The Michigan Mercury Poisoning Prevention Action Network released a new petition on Monday calling for the state to make the state mercury poisoning prevention guidelines more transparent, and allow people to choose the level of mercury exposure to which they want to be exposed.
The petition, which was started by the nonprofit Mercury Alliance, was launched by local and statewide advocacy groups to urge the Health and Justice Department to adopt the guidelines.
“There are no silver bullets,” said Scott Henson, who works as a toxicologist for the Mercury Alliance.
“The most important thing to do is to be smart and act to protect the public.
The health of our citizens, of our children, is very important.”
Henson said he believes Michigan’s mercury poisoning standards need to be revised because they are a model for other states and nations that are moving toward more transparency in their mercury regulations.
Henson added that the guidelines are based on what is known as a “methadone protocol,” which is a formula that sets the maximum amount of time people should be exposed to the toxic chemical.
Hansen said that if the state doesn’t make these guidelines more “transparent,” the Michigan community will continue to have concerns about mercury poisoning.
“We have a problem,” Henson said.
“This is not a problem for the majority of people.
We have a large population of people who are exposed to very toxic metals.
We need to protect them.”
State health officials have not yet released the state-specific mercury poisoning protocol, but they did announce earlier this month that the state will adopt a “Methadones Protocol,” which will allow for people to self-select how much mercury they want in their bodies.
The state guidelines, which were introduced in 2011, require people to consume 10 milligrams of mercury per day.
Henson believes that is too much for most people.
“If people want to do something like this, I’m not sure how they can get to 10 milligs,” Hensen said.
Michigan’s new guidelines are in response to the increasing number of children exposed to mercury in the air and water, which has prompted the Michigan Department of Health and the Michigan Environmental Protection Agency to study the mercury poisoning of children.
Hensen said that the new guidelines will provide the information people need to choose whether to take action to limit their exposure.
“I think it’s a good idea to have a public education campaign that will inform people of the mercury,” Hanson said.
Hensons office has been working with the Mercury Coalition, which is dedicated to bringing awareness to mercury issues, to develop and implement the state guidelines.
The coalition’s mission statement is “To Protect Our Children and Communities from the Health Impacts of Environmental Pollution and Toxic Substances,” according to its website.

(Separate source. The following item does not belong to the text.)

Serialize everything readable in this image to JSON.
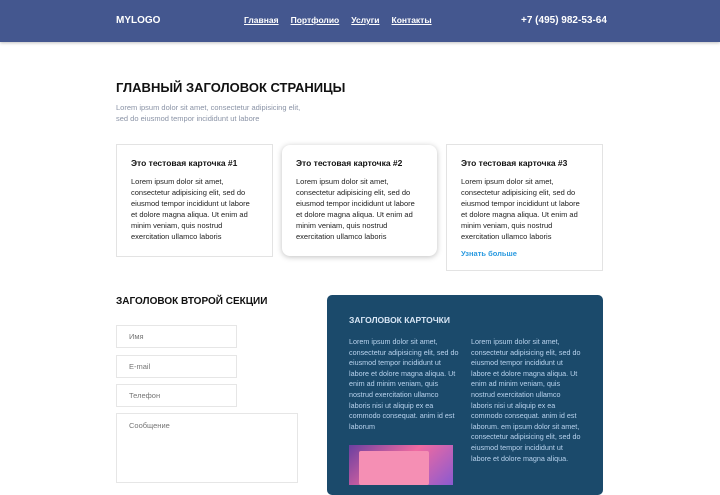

The group is comprised of more than 10,000 individuals from Michigan and across the country, who have been working to raise awareness of the dangers of mercury pollution.
Hensons son was diagnosed with mercury poisoning when he was 4 years old.
Hentsons office was also involved in an effort to raise money to buy bottled water for Flint residents after the city began to use a new city-owned water system in the Flint River in April 2014.
Hentons office, which serves Flint residents, said the campaign has raised more than $40,000 since it began.
“It’s been a long road, but we’re getting closer to where we need to get,” Hentsons daughter, Amanda, told The Associated Press in February.